TASK STATEMENT. What follows is a set of records; restate each one word for word and drop the pictures.

═════ RECORD EXCERPTS ═════

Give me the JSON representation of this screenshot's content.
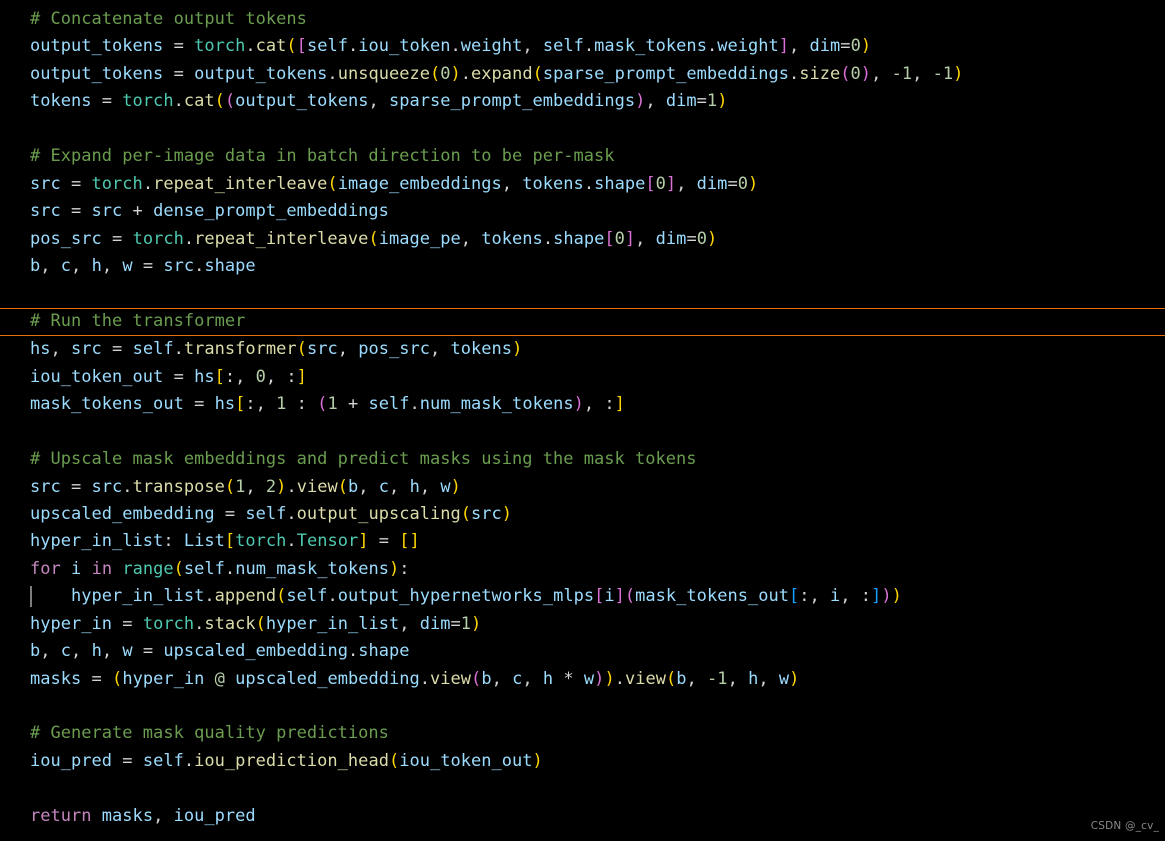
{
  "editor": {
    "background_color": "#000000",
    "highlight_border_color": "#e8700a",
    "font_size_px": 17,
    "line_height_px": 27.45,
    "colors": {
      "comment": "#6a9d4f",
      "identifier": "#9cdcfe",
      "type": "#4ec9b0",
      "function": "#dcdcaa",
      "keyword": "#c586c0",
      "number": "#b5cea8",
      "operator": "#d4d4d4",
      "bracket_0": "#ffd700",
      "bracket_1": "#da70d6",
      "bracket_2": "#179fff"
    }
  },
  "watermark": {
    "text": "CSDN @_cv_"
  },
  "code": {
    "lines": [
      {
        "n": 1,
        "text": "# Concatenate output tokens"
      },
      {
        "n": 2,
        "text": "output_tokens = torch.cat([self.iou_token.weight, self.mask_tokens.weight], dim=0)"
      },
      {
        "n": 3,
        "text": "output_tokens = output_tokens.unsqueeze(0).expand(sparse_prompt_embeddings.size(0), -1, -1)"
      },
      {
        "n": 4,
        "text": "tokens = torch.cat((output_tokens, sparse_prompt_embeddings), dim=1)"
      },
      {
        "n": 5,
        "text": ""
      },
      {
        "n": 6,
        "text": "# Expand per-image data in batch direction to be per-mask"
      },
      {
        "n": 7,
        "text": "src = torch.repeat_interleave(image_embeddings, tokens.shape[0], dim=0)"
      },
      {
        "n": 8,
        "text": "src = src + dense_prompt_embeddings"
      },
      {
        "n": 9,
        "text": "pos_src = torch.repeat_interleave(image_pe, tokens.shape[0], dim=0)"
      },
      {
        "n": 10,
        "text": "b, c, h, w = src.shape"
      },
      {
        "n": 11,
        "text": ""
      },
      {
        "n": 12,
        "text": "# Run the transformer"
      },
      {
        "n": 13,
        "text": "hs, src = self.transformer(src, pos_src, tokens)"
      },
      {
        "n": 14,
        "text": "iou_token_out = hs[:, 0, :]"
      },
      {
        "n": 15,
        "text": "mask_tokens_out = hs[:, 1 : (1 + self.num_mask_tokens), :]"
      },
      {
        "n": 16,
        "text": ""
      },
      {
        "n": 17,
        "text": "# Upscale mask embeddings and predict masks using the mask tokens"
      },
      {
        "n": 18,
        "text": "src = src.transpose(1, 2).view(b, c, h, w)"
      },
      {
        "n": 19,
        "text": "upscaled_embedding = self.output_upscaling(src)"
      },
      {
        "n": 20,
        "text": "hyper_in_list: List[torch.Tensor] = []"
      },
      {
        "n": 21,
        "text": "for i in range(self.num_mask_tokens):"
      },
      {
        "n": 22,
        "text": "    hyper_in_list.append(self.output_hypernetworks_mlps[i](mask_tokens_out[:, i, :]))"
      },
      {
        "n": 23,
        "text": "hyper_in = torch.stack(hyper_in_list, dim=1)"
      },
      {
        "n": 24,
        "text": "b, c, h, w = upscaled_embedding.shape"
      },
      {
        "n": 25,
        "text": "masks = (hyper_in @ upscaled_embedding.view(b, c, h * w)).view(b, -1, h, w)"
      },
      {
        "n": 26,
        "text": ""
      },
      {
        "n": 27,
        "text": "# Generate mask quality predictions"
      },
      {
        "n": 28,
        "text": "iou_pred = self.iou_prediction_head(iou_token_out)"
      },
      {
        "n": 29,
        "text": ""
      },
      {
        "n": 30,
        "text": "return masks, iou_pred"
      }
    ],
    "highlighted_line": 12,
    "caret_line": 22
  }
}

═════

THE COMPLETED TASK.
Give me the JSON representation of this screenshot's content.
{
  "editor": {
    "background_color": "#000000",
    "highlight_border_color": "#e8700a",
    "font_size_px": 17,
    "line_height_px": 27.45,
    "colors": {
      "comment": "#6a9d4f",
      "identifier": "#9cdcfe",
      "type": "#4ec9b0",
      "function": "#dcdcaa",
      "keyword": "#c586c0",
      "number": "#b5cea8",
      "operator": "#d4d4d4",
      "bracket_0": "#ffd700",
      "bracket_1": "#da70d6",
      "bracket_2": "#179fff"
    }
  },
  "watermark": {
    "text": "CSDN @_cv_"
  },
  "code": {
    "lines": [
      {
        "n": 1,
        "text": "# Concatenate output tokens"
      },
      {
        "n": 2,
        "text": "output_tokens = torch.cat([self.iou_token.weight, self.mask_tokens.weight], dim=0)"
      },
      {
        "n": 3,
        "text": "output_tokens = output_tokens.unsqueeze(0).expand(sparse_prompt_embeddings.size(0), -1, -1)"
      },
      {
        "n": 4,
        "text": "tokens = torch.cat((output_tokens, sparse_prompt_embeddings), dim=1)"
      },
      {
        "n": 5,
        "text": ""
      },
      {
        "n": 6,
        "text": "# Expand per-image data in batch direction to be per-mask"
      },
      {
        "n": 7,
        "text": "src = torch.repeat_interleave(image_embeddings, tokens.shape[0], dim=0)"
      },
      {
        "n": 8,
        "text": "src = src + dense_prompt_embeddings"
      },
      {
        "n": 9,
        "text": "pos_src = torch.repeat_interleave(image_pe, tokens.shape[0], dim=0)"
      },
      {
        "n": 10,
        "text": "b, c, h, w = src.shape"
      },
      {
        "n": 11,
        "text": ""
      },
      {
        "n": 12,
        "text": "# Run the transformer"
      },
      {
        "n": 13,
        "text": "hs, src = self.transformer(src, pos_src, tokens)"
      },
      {
        "n": 14,
        "text": "iou_token_out = hs[:, 0, :]"
      },
      {
        "n": 15,
        "text": "mask_tokens_out = hs[:, 1 : (1 + self.num_mask_tokens), :]"
      },
      {
        "n": 16,
        "text": ""
      },
      {
        "n": 17,
        "text": "# Upscale mask embeddings and predict masks using the mask tokens"
      },
      {
        "n": 18,
        "text": "src = src.transpose(1, 2).view(b, c, h, w)"
      },
      {
        "n": 19,
        "text": "upscaled_embedding = self.output_upscaling(src)"
      },
      {
        "n": 20,
        "text": "hyper_in_list: List[torch.Tensor] = []"
      },
      {
        "n": 21,
        "text": "for i in range(self.num_mask_tokens):"
      },
      {
        "n": 22,
        "text": "    hyper_in_list.append(self.output_hypernetworks_mlps[i](mask_tokens_out[:, i, :]))"
      },
      {
        "n": 23,
        "text": "hyper_in = torch.stack(hyper_in_list, dim=1)"
      },
      {
        "n": 24,
        "text": "b, c, h, w = upscaled_embedding.shape"
      },
      {
        "n": 25,
        "text": "masks = (hyper_in @ upscaled_embedding.view(b, c, h * w)).view(b, -1, h, w)"
      },
      {
        "n": 26,
        "text": ""
      },
      {
        "n": 27,
        "text": "# Generate mask quality predictions"
      },
      {
        "n": 28,
        "text": "iou_pred = self.iou_prediction_head(iou_token_out)"
      },
      {
        "n": 29,
        "text": ""
      },
      {
        "n": 30,
        "text": "return masks, iou_pred"
      }
    ],
    "highlighted_line": 12,
    "caret_line": 22
  }
}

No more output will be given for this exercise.